There are signs that Russian manpower shortages in Ukraine are beginning to bite. Ukraine’s Center for Countering Disinformation says it found job vacancies for more than 20,000 Russian contract servicemen at regional employment centers. There have been persistent reports that some battalion tactical groups have had to be reconstituted.
But as one analyst puts it, a battalion is more than “a crowd with rifles.”
Stepanenko of the Institute for the Study of War said, “these poorly-trained recruits will likely be used as cannon fodder given previous Russian treatment of conscripts and proxy units.”
It’s hard to imagine how these disparate groups with no knowledge of the battlespace and rusty or non-existent military skills will influence the conflict. The task of infantry among Russian forces has been largely to take over places already obliterated by indirect fire.
Even so, Stepanenko said, the Russians are “continuing to take heavy losses without gaining much ground. They therefore require a constant inflow of Russian manpower to make good their losses.”
The Ukrainian military is tracking the units’ formation. Vadym Skibitskyi, a spokesman for the Main Intelligence Directorate, said Russia is planning to form 16 new battalions by the end of July. He told the online portal Krym.Reali that “according to our estimates, there will be about 4,000 people in each region, including Crimea.” Skibitskyi confirmed to CNN that his remarks had been accurately reported but declined to provide further details.

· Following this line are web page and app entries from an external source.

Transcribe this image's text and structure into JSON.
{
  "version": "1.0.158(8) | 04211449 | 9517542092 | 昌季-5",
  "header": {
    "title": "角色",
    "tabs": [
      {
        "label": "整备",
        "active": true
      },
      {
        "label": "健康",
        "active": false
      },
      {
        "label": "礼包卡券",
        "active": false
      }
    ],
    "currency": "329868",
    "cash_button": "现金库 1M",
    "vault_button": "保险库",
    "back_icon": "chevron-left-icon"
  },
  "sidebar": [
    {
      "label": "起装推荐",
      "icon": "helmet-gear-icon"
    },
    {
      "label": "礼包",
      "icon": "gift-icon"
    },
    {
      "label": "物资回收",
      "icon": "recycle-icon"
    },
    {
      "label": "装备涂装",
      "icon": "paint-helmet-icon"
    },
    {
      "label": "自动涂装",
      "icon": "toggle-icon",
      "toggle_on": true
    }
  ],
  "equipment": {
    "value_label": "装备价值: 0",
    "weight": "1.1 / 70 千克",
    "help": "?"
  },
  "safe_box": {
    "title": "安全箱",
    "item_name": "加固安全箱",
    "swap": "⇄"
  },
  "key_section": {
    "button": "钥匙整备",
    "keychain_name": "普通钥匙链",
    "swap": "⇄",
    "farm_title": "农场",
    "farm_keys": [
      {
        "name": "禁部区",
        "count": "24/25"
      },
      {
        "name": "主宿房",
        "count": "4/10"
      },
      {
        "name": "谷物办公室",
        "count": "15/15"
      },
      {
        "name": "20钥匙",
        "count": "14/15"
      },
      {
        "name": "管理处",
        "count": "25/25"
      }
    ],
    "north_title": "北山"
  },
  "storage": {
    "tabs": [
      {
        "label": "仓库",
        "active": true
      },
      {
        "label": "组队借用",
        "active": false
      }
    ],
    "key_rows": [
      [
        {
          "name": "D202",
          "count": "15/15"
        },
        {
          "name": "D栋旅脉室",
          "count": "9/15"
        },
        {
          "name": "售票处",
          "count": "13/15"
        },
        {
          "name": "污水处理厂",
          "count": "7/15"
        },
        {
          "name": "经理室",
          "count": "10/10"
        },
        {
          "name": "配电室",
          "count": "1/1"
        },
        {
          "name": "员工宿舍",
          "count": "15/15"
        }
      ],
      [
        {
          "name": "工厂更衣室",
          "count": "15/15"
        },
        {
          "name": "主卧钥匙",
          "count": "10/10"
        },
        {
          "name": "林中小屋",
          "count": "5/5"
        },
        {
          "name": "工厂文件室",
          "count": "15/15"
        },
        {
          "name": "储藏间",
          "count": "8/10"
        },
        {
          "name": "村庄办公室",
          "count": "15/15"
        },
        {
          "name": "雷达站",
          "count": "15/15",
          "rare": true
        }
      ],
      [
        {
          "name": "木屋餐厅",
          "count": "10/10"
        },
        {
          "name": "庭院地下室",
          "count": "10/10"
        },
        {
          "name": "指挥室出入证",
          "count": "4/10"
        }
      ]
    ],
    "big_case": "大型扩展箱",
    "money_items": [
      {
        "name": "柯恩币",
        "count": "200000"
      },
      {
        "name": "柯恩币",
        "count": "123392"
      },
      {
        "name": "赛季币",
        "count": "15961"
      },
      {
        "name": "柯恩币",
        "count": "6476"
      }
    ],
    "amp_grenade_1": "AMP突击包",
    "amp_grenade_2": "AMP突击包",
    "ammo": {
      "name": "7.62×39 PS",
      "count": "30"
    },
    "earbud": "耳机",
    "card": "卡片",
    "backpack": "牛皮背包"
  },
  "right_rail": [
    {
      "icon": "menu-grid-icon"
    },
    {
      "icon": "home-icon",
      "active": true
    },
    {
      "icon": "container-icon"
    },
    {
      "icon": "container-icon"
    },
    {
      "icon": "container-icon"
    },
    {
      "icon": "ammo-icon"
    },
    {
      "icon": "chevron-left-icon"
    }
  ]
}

Stepanenko believes the ultimate aim is a form of mobilization by stealth.
“Putin seems to lack confidence that polls and protestations of support for the war will survive a general conscription effort. Recruitment for volunteer battalions or covert mobilization only affects a small percentage of servicemen and their families,” Stepanenko said.
“Such separation allows Putin to control the appearance of the invasion without upsetting most of the Russian male population and their families.”